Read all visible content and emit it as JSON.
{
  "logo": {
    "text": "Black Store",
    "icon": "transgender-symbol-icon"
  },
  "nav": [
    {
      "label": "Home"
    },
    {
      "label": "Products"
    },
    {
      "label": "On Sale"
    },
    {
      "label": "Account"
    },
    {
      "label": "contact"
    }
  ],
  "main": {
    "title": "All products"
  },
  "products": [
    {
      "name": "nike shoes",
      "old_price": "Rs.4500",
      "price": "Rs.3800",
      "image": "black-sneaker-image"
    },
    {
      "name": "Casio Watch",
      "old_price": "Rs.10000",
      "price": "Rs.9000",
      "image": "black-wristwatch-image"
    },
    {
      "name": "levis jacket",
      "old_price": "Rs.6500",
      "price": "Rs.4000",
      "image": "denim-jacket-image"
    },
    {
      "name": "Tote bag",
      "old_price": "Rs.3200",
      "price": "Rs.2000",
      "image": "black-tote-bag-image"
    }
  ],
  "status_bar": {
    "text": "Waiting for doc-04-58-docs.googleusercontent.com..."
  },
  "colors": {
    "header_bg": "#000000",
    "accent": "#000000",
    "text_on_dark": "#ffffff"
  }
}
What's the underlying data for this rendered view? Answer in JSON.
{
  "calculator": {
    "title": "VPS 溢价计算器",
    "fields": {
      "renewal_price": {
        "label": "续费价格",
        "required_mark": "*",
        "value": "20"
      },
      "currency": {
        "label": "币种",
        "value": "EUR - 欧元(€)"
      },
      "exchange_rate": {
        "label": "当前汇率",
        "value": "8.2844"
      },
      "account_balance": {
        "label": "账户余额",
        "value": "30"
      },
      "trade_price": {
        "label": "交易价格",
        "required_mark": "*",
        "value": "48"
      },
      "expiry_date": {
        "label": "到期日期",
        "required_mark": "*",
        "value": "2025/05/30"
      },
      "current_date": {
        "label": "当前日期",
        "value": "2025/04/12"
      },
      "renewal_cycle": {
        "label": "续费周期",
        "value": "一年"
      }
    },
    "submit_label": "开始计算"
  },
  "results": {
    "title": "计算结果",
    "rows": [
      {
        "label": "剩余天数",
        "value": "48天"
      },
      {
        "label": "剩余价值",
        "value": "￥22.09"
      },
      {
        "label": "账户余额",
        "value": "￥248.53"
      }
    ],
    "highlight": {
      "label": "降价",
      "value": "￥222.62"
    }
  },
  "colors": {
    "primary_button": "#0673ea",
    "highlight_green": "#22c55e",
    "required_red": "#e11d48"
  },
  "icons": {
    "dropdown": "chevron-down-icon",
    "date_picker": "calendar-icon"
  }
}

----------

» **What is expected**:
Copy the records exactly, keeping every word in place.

» **Completed exercise**:
Read all visible content and emit it as JSON.
{
  "logo": {
    "text": "Black Store",
    "icon": "transgender-symbol-icon"
  },
  "nav": [
    {
      "label": "Home"
    },
    {
      "label": "Products"
    },
    {
      "label": "On Sale"
    },
    {
      "label": "Account"
    },
    {
      "label": "contact"
    }
  ],
  "main": {
    "title": "All products"
  },
  "products": [
    {
      "name": "nike shoes",
      "old_price": "Rs.4500",
      "price": "Rs.3800",
      "image": "black-sneaker-image"
    },
    {
      "name": "Casio Watch",
      "old_price": "Rs.10000",
      "price": "Rs.9000",
      "image": "black-wristwatch-image"
    },
    {
      "name": "levis jacket",
      "old_price": "Rs.6500",
      "price": "Rs.4000",
      "image": "denim-jacket-image"
    },
    {
      "name": "Tote bag",
      "old_price": "Rs.3200",
      "price": "Rs.2000",
      "image": "black-tote-bag-image"
    }
  ],
  "status_bar": {
    "text": "Waiting for doc-04-58-docs.googleusercontent.com..."
  },
  "colors": {
    "header_bg": "#000000",
    "accent": "#000000",
    "text_on_dark": "#ffffff"
  }
}
What's the underlying data for this rendered view? Answer in JSON.
{
  "calculator": {
    "title": "VPS 溢价计算器",
    "fields": {
      "renewal_price": {
        "label": "续费价格",
        "required_mark": "*",
        "value": "20"
      },
      "currency": {
        "label": "币种",
        "value": "EUR - 欧元(€)"
      },
      "exchange_rate": {
        "label": "当前汇率",
        "value": "8.2844"
      },
      "account_balance": {
        "label": "账户余额",
        "value": "30"
      },
      "trade_price": {
        "label": "交易价格",
        "required_mark": "*",
        "value": "48"
      },
      "expiry_date": {
        "label": "到期日期",
        "required_mark": "*",
        "value": "2025/05/30"
      },
      "current_date": {
        "label": "当前日期",
        "value": "2025/04/12"
      },
      "renewal_cycle": {
        "label": "续费周期",
        "value": "一年"
      }
    },
    "submit_label": "开始计算"
  },
  "results": {
    "title": "计算结果",
    "rows": [
      {
        "label": "剩余天数",
        "value": "48天"
      },
      {
        "label": "剩余价值",
        "value": "￥22.09"
      },
      {
        "label": "账户余额",
        "value": "￥248.53"
      }
    ],
    "highlight": {
      "label": "降价",
      "value": "￥222.62"
    }
  },
  "colors": {
    "primary_button": "#0673ea",
    "highlight_green": "#22c55e",
    "required_red": "#e11d48"
  },
  "icons": {
    "dropdown": "chevron-down-icon",
    "date_picker": "calendar-icon"
  }
}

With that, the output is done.